Susan Kane at thecontemplativecat tagged me for a Sassy Blogger award, wherein I reveal seven things and tag seven more bloggers.
First, my definition of “sassy.” I don’t quite like the word; it’s what my dad called my youngest daughter. Dad was too old and too frail to have a deal of patience with a too independent minded three year old and their relationship is my first thought about the word. Currently it means lively and bold, as well as impudent. It’s a “cool” word, but I don’t see it that way.
When I was very young I was much like my youngest daughter with the bond hair. Mom said I told the wind not to blow in my face.
When I was less than kindergarten age I used my dad’s mechanical pencil to cut an O and an X into the headboard of my brother’s bed, which was in the same room as mine, and identical. Dad asked who did it. “Walt,” I said. Dad said my brother couldn’t read or write, so explain how he did it. That was an epiphany; I learned O and X were writing and I put together they spelled ox.
I don’t cook. I did enough back when I had to, but was mediocre. Then my sister taught my girls to cook and it was their regular job to have supper made. When I am asked to provide a family recipe for a new bride this is what I write in their book: Bread Sandwich. One piece of bread. Fold in half. Eat.
When I was the controller of a subsidiary, etc., at one annual review I told my boss it was time I earned $40,000 a year, still less than a male manager in the company. He agreed, and gave the increase to the payroll clerk. She came in the next day and said the monthly salary he indicated worked out to $39,999.99 annually. When I asked he said he just couldn’t bring himself to pay a woman $40,000. I turned on my heel and walked away. He came in my office and put a penny on my desk. It was still there when I left, several years later.

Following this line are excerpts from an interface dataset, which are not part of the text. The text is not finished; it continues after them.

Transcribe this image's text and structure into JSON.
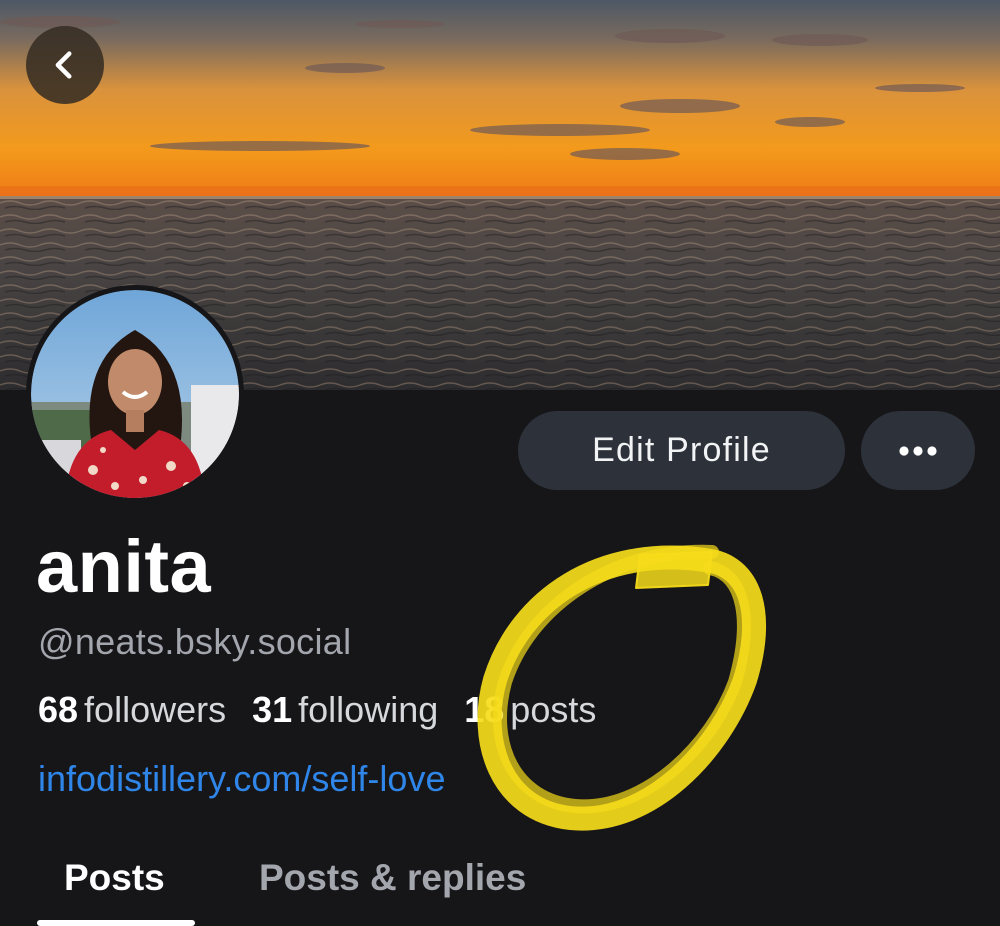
{
  "header": {
    "back_icon": "chevron-left-icon"
  },
  "profile": {
    "display_name": "anita",
    "handle": "@neats.bsky.social",
    "stats": {
      "followers_count": "68",
      "followers_label": "followers",
      "following_count": "31",
      "following_label": "following",
      "posts_count": "18",
      "posts_label": "posts"
    },
    "link": "infodistillery.com/self-love"
  },
  "actions": {
    "edit_label": "Edit Profile",
    "more_icon": "more-horizontal-icon"
  },
  "tabs": [
    {
      "label": "Posts",
      "active": true
    },
    {
      "label": "Posts & replies",
      "active": false
    }
  ],
  "colors": {
    "background": "#161619",
    "button_bg": "#2c313a",
    "link": "#2f86e8",
    "highlight": "#f6dc1a"
  }
}
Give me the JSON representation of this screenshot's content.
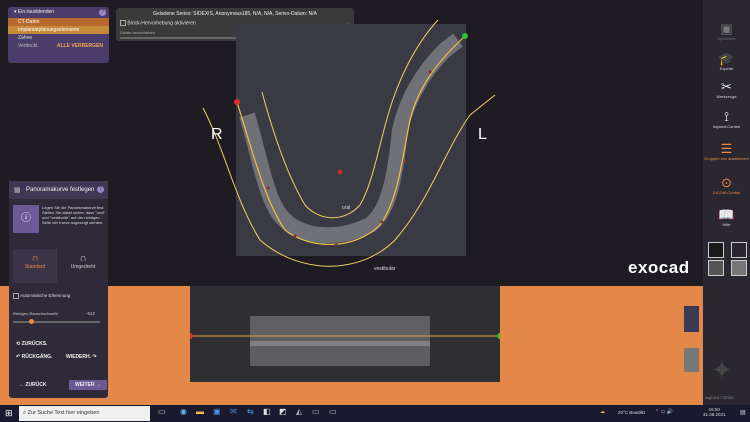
{
  "layers": {
    "header": "Ein-/ausblenden",
    "help": "?",
    "rows": [
      "CT-Daten",
      "Implantatplanungselemente"
    ],
    "group": "Zähne",
    "footer_left": "Verdeckt",
    "footer_right": "ALLE VERBERGEN"
  },
  "series": {
    "title": "Geladene Series: SIDEXIS, Anonymous185, N/A, N/A, Series-Datum: N/A",
    "checkbox_label": "Block-Hervorhebung aktivieren",
    "slider_label": "Dichte hervorheben",
    "slider_value": "2871"
  },
  "view": {
    "left_label": "R",
    "right_label": "L",
    "oral": "oral",
    "vestibular": "vestibulär"
  },
  "logo": "exocad",
  "toolbar": {
    "items": [
      {
        "label": "Speichern",
        "icon": "save-icon"
      },
      {
        "label": "Experte",
        "icon": "graduation-cap-icon"
      },
      {
        "label": "Werkzeuge",
        "icon": "tools-icon"
      },
      {
        "label": "Implant-Control",
        "icon": "implant-icon"
      },
      {
        "label": "Gruppen ein/ ausblenden",
        "icon": "layers-icon"
      },
      {
        "label": "DICOM-Control",
        "icon": "dicom-icon"
      },
      {
        "label": "Hilfe",
        "icon": "help-icon"
      }
    ],
    "version": "Impl v3.0 7737/64"
  },
  "panel": {
    "title": "Panoramakurve festlegen",
    "help": "?",
    "info": "Legen Sie die Panoramakurve fest. Stellen Sie dabei sicher, dass \"oral\" und \"vestibulär\" auf der richtigen Seite der Kurve angezeigt werden.",
    "standard": "Standard",
    "umgedreht": "Umgedreht",
    "auto_detect": "Automatische Erkennung",
    "slider_label": "Röntgen-Rauschschwelle",
    "slider_value": "-512",
    "zurueck_small": "ZURÜCKS.",
    "rueckgang": "RÜCKGÄNG.",
    "wiederh": "WIEDERH.",
    "zurueck": "ZURÜCK",
    "weiter": "WEITER"
  },
  "taskbar": {
    "search_placeholder": "Zur Suche Text hier eingeben",
    "weather": "20°C Bewölkt",
    "time": "16:50",
    "date": "31.08.2021"
  },
  "colors": {
    "accent": "#f08a40",
    "panel": "#4a3d6b",
    "band": "#e4884a"
  }
}
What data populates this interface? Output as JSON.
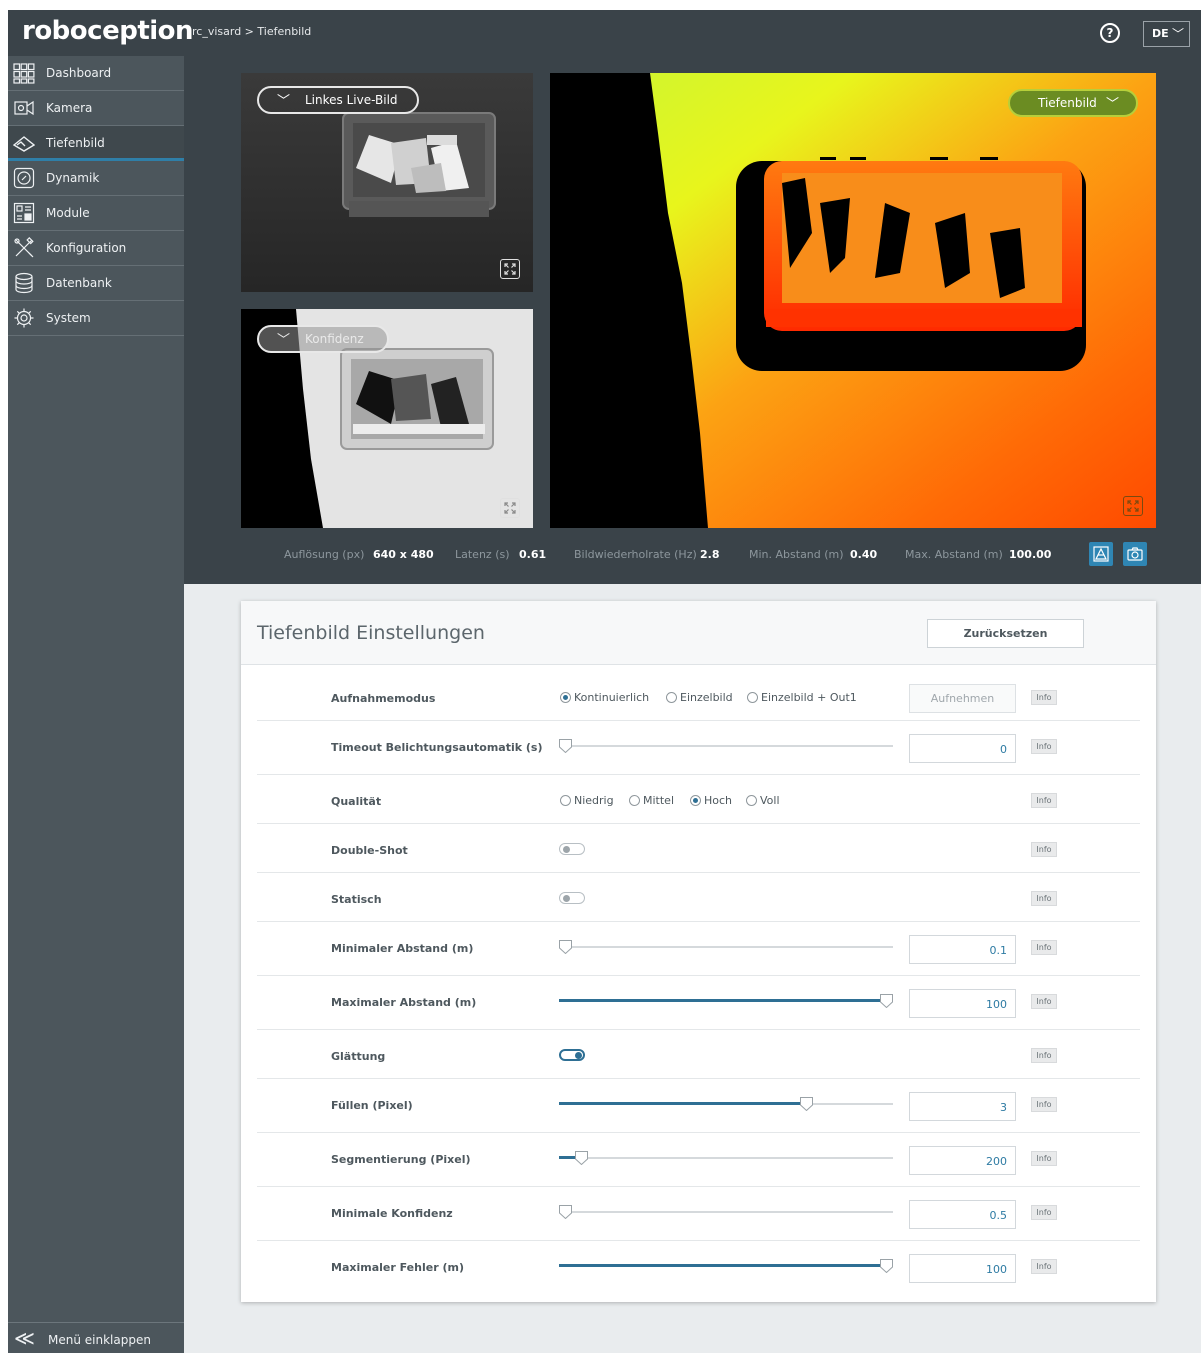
{
  "app": {
    "logo": "roboception"
  },
  "breadcrumb": "rc_visard > Tiefenbild",
  "header": {
    "help_label": "?",
    "language": "DE"
  },
  "sidebar": {
    "items": [
      {
        "label": "Dashboard",
        "icon": "dashboard-grid-icon"
      },
      {
        "label": "Kamera",
        "icon": "camera-icon"
      },
      {
        "label": "Tiefenbild",
        "icon": "depth-image-icon",
        "active": true
      },
      {
        "label": "Dynamik",
        "icon": "dynamics-icon"
      },
      {
        "label": "Module",
        "icon": "modules-icon"
      },
      {
        "label": "Konfiguration",
        "icon": "tools-icon"
      },
      {
        "label": "Datenbank",
        "icon": "database-icon"
      },
      {
        "label": "System",
        "icon": "gear-icon"
      }
    ],
    "collapse_label": "Menü einklappen"
  },
  "images": {
    "left_top_dropdown": "Linkes Live-Bild",
    "left_bottom_dropdown": "Konfidenz",
    "main_dropdown": "Tiefenbild"
  },
  "stats": [
    {
      "label": "Auflösung (px)",
      "value": "640 x 480"
    },
    {
      "label": "Latenz (s)",
      "value": "0.61"
    },
    {
      "label": "Bildwiederholrate (Hz)",
      "value": "2.8"
    },
    {
      "label": "Min. Abstand (m)",
      "value": "0.40"
    },
    {
      "label": "Max. Abstand (m)",
      "value": "100.00"
    }
  ],
  "settings": {
    "title": "Tiefenbild Einstellungen",
    "reset_label": "Zurücksetzen",
    "info_label": "Info",
    "capture_label": "Aufnehmen",
    "rows": {
      "mode": {
        "label": "Aufnahmemodus",
        "options": [
          "Kontinuierlich",
          "Einzelbild",
          "Einzelbild + Out1"
        ],
        "selected": "Kontinuierlich"
      },
      "timeout": {
        "label": "Timeout Belichtungsautomatik (s)",
        "value": "0",
        "fraction": 0.0
      },
      "quality": {
        "label": "Qualität",
        "options": [
          "Niedrig",
          "Mittel",
          "Hoch",
          "Voll"
        ],
        "selected": "Hoch"
      },
      "double_shot": {
        "label": "Double-Shot",
        "on": false
      },
      "static": {
        "label": "Statisch",
        "on": false
      },
      "min_dist": {
        "label": "Minimaler Abstand (m)",
        "value": "0.1",
        "fraction": 0.0
      },
      "max_dist": {
        "label": "Maximaler Abstand (m)",
        "value": "100",
        "fraction": 1.0
      },
      "smoothing": {
        "label": "Glättung",
        "on": true
      },
      "fill": {
        "label": "Füllen (Pixel)",
        "value": "3",
        "fraction": 0.75
      },
      "segmentation": {
        "label": "Segmentierung (Pixel)",
        "value": "200",
        "fraction": 0.05
      },
      "min_conf": {
        "label": "Minimale Konfidenz",
        "value": "0.5",
        "fraction": 0.0
      },
      "max_err": {
        "label": "Maximaler Fehler (m)",
        "value": "100",
        "fraction": 1.0
      }
    }
  },
  "colors": {
    "accent": "#2e6f94",
    "topbar": "#3a4349",
    "sidebar": "#4c565c"
  }
}
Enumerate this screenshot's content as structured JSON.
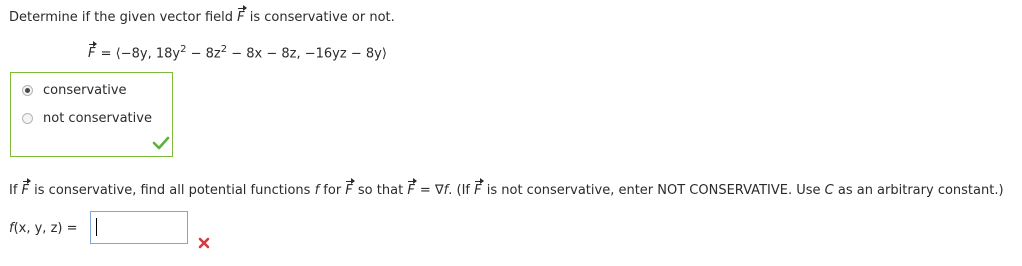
{
  "question": {
    "prefix": "Determine if the given vector field ",
    "vec_symbol": "F",
    "suffix": " is conservative or not."
  },
  "vector_field": {
    "lhs": "F",
    "equals": " = ",
    "open": "⟨",
    "c1": "−8y, 18y",
    "c1_exp": "2",
    "c1_rest": " − 8z",
    "c1_rest_exp": "2",
    "c1_tail": " − 8x − 8z, −16yz − 8y",
    "close": "⟩"
  },
  "choices": {
    "options": [
      {
        "label": "conservative",
        "selected": true
      },
      {
        "label": "not conservative",
        "selected": false
      }
    ],
    "result_icon": "check-mark-icon",
    "result_color": "#59b33a"
  },
  "instruction": {
    "p1": "If ",
    "F": "F",
    "p2": " is conservative, find all potential functions ",
    "f": "f",
    "p3": " for ",
    "p4": " so that ",
    "p5": " = ∇",
    "p6": ". (If ",
    "p7": " is not conservative, enter NOT CONSERVATIVE. Use ",
    "C": "C",
    "p8": " as an arbitrary constant.)"
  },
  "answer": {
    "label_f": "f",
    "label_args": "(x, y, z) =",
    "value": "",
    "result_icon": "x-mark-icon",
    "result_color": "#d9363e"
  }
}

Once my sister told me she never doubted we would succeed at our weaving business because I got out of bed every morning and went to work like it was as good and important a job as any I ever had. I count that as the best compliment I’ve ever received.
I can’t imagine not working or having something to do. I’m thankful I’m able.
That’s seven. I won’t tag seven. If you read this blog, and write a blog, and are sassy, feel free to cut and paste the medallion and write seven things about yourself.